INDIANAPOLIS — Start with his incredible quickness at the snap. Watch his athletic charge toward the pocket. Watch as he twists, and spins and slides his way free. Then watch the incredible burst at the end as he closes in on the quarterback.
Yeah, he is something to see, this Haitian Sensation.
What a shame his father cannot.
He has arrived in a blur of colors, Jason Pierre-Paul. He is still learning the game, and already, he is one of the stars of it. Even on a team with a great front four, even in a league filled with amazing athletes, Pierre-Paul can take over a game and turn it into his personal highlight film.
And yet, his father has never seen a play except for the ones he has imagined.
Jason had not been born yet when his father's vision began to blur, and by the time he was eight months old, the darkness was upon Jean Pierre-Paul. To this day, doctors do not know why Jean lost his sight.
"My dad never quit no matter what," Jason said Tuesday. "He couldn't see, but he never let that stop him. Most people, when something like that happens, they just think their life is over. But that's not true. My dad can still do things like a normal person. He still cooks, he still watches my sister and my brother's baby when my mom's not home.
"What I bring to the table to help my team is that I'm never going to quit. I'm going to keep rushing the ball until the whistle blows and it's the end of the game. That's how I'm going to keep playing."
Some lessons are handed down from father to son. This is one of them. The obstacles don't matter. The determination to overcome them does.

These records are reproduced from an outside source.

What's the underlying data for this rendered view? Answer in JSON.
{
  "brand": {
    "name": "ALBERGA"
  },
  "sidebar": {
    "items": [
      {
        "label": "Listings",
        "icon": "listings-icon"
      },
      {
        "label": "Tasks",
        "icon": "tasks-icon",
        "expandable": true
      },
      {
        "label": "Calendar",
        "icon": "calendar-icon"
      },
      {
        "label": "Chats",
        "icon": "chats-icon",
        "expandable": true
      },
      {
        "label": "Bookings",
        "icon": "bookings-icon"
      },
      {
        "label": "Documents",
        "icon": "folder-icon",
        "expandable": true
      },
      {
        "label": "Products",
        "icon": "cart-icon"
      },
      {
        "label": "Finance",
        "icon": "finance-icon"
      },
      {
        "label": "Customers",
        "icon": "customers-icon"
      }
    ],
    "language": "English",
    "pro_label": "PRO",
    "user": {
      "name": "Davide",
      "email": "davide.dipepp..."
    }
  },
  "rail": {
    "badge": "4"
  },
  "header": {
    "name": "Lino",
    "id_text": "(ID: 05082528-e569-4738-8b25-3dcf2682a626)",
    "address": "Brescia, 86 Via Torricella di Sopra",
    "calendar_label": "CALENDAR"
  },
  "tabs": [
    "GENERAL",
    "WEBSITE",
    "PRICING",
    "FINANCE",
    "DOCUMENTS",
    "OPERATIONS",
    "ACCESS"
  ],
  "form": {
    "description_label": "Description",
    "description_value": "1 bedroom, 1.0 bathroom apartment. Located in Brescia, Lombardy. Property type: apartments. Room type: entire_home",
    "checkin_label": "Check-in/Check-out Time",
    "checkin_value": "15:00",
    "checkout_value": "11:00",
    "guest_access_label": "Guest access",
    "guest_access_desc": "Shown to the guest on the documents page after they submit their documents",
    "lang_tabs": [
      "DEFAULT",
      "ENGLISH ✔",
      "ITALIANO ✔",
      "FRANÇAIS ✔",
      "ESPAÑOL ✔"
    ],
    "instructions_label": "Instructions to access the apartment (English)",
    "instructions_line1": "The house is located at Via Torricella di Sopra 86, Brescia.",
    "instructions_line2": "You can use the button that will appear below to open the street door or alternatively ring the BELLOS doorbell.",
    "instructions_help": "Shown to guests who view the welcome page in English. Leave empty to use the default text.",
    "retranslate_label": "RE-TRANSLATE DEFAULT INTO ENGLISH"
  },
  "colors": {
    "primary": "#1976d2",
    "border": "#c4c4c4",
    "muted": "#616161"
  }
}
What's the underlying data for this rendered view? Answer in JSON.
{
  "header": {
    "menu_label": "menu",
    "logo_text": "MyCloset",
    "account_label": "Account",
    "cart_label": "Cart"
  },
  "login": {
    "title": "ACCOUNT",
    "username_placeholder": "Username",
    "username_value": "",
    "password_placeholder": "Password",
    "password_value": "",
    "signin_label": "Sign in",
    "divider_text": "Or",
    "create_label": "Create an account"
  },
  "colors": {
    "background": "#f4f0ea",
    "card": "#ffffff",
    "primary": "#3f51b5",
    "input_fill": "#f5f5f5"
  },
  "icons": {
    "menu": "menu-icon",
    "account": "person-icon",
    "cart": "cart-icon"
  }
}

There is a relentlessness to Pierre-Paul, the former USF star who has become a Pro Bowl player with the Giants. He will tell you that he is still learning, that he has a lot of improvement left in him. After a 16 ½-sack season, the thought of Pierre-Paul getting better should make quarterbacks shake across the league.
"Jason never fails to surprise me," teammate Justin Tuck said. "Everybody knows about the guy's physical talents. He's an absolute beast. But what I appreciate about him is that he comes into the film room every day and tries to grow as far as noticing how teams try to attack him. Raw talent will only get you so far. He's become much better mentally."

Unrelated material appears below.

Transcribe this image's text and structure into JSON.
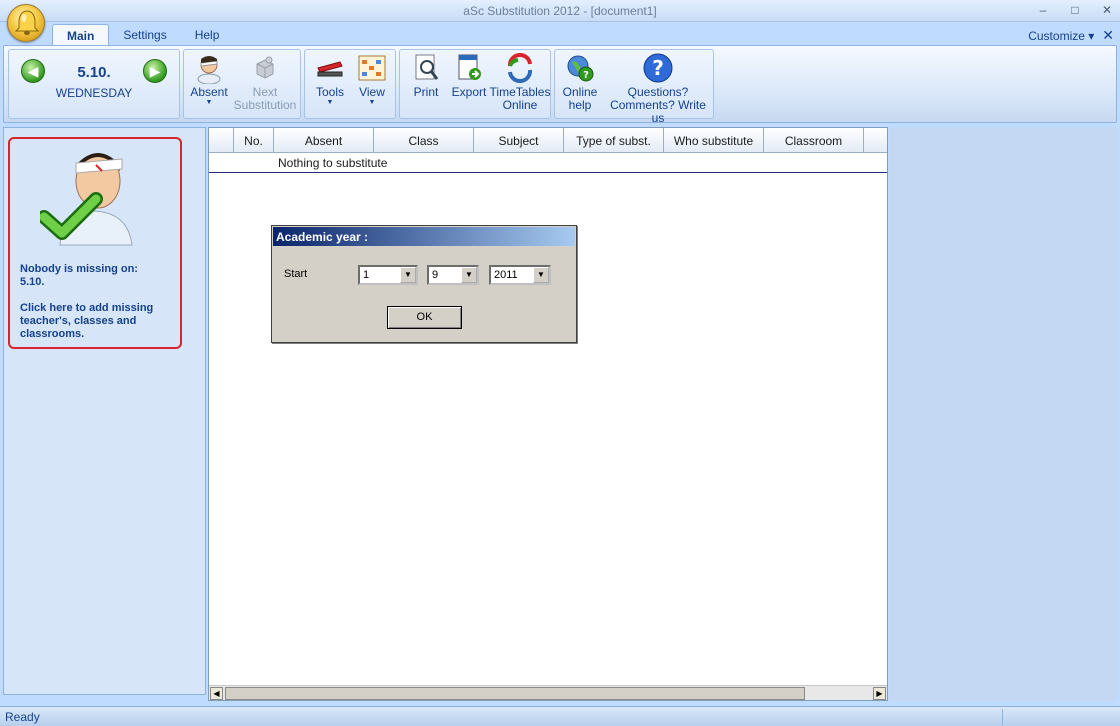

Is it supposed to be this easy? Pierre-Paul only started to play football as a high school junior when he grew weary of the coaches at Deerfield Beach — about 40 miles north of Miami — urging him to do so. He was a basketball player then. He didn't know much about this football except that it looked rough. He thought he might have to play wide receiver.
His coaches had a better idea. They lined him up and pointed him toward the backfield.
"I didn't know what I was doing," Pierre-Paul said. "All they said was to rush the quarterback."
There are easier jobs to learn as you go. Defensive ends tend to get punched in the mouth and cut at the knees and double-teamed and shoved and pushed and held. But Pierre-Paul managed. He went to school in the morning, and to practice in the afternoon, and to work at Boston Market in the evenings to help pay the rent.
"We all helped," Jason said. "It was rough journey, but I'm here."
It was a roundabout journey, too. From Deerfield Beach to the College of the Canyons in California (where he had 14 sacks) to Fort Scott Community College (where he had 10) to USF (where he had 16 ½ tackles for loss).
"USF gave me a chance to show what I can do," Pierre-Paul said. "(Former) Coach (Jim) Leavitt came and got me. He told me he was going to do that when I was in high school."
Ask the Giants about Pierre-Paul's athleticism, and his teammates just shake their heads. For instance, there are the backflips. Pierre-Paul has done as many as 23 of them in a row. Still, you don't flip over an offensive tackle. Who saw Pierre-Paul develop this quickly?
"He's going to be a great player for a while," teammate Osi Umenyiora said. "He's going to be one of the great ones."
These days, everyone knows his name. He is JPP, the Beast, the Haitian Sensation.
Also, he is his father's son.
"Every day was the same with my dad and me," he said. "We would laugh and giggle and talk in Creole. My dad understands what I do. Coming from Haiti, the only football they know is soccer. But after the game, I'll call home and get their two cents about the game. It's fun, because he just starts explaining what I did in the game and how the other team lost. He's got it down pat now."
Sunday, for the first time, Jean Pierre-Paul will be at his son's game. Jason isn't sure how he will react to the crowd and the noise, but he knows his mother will talk of how he is playing.
"He's going to have a good time," Jason said.
Of course, that depends on how good a time Jason has. For the Giants, nothing is more important than the pass rush getting to Patriots' quarterback Tom Brady, and there isn't anyone more important than Pierre-Paul.
"I'm just going to approach the game like I've always approached it and go out there and dominate," Jason said.
If that happens, a father wouldn't have to see to enjoy.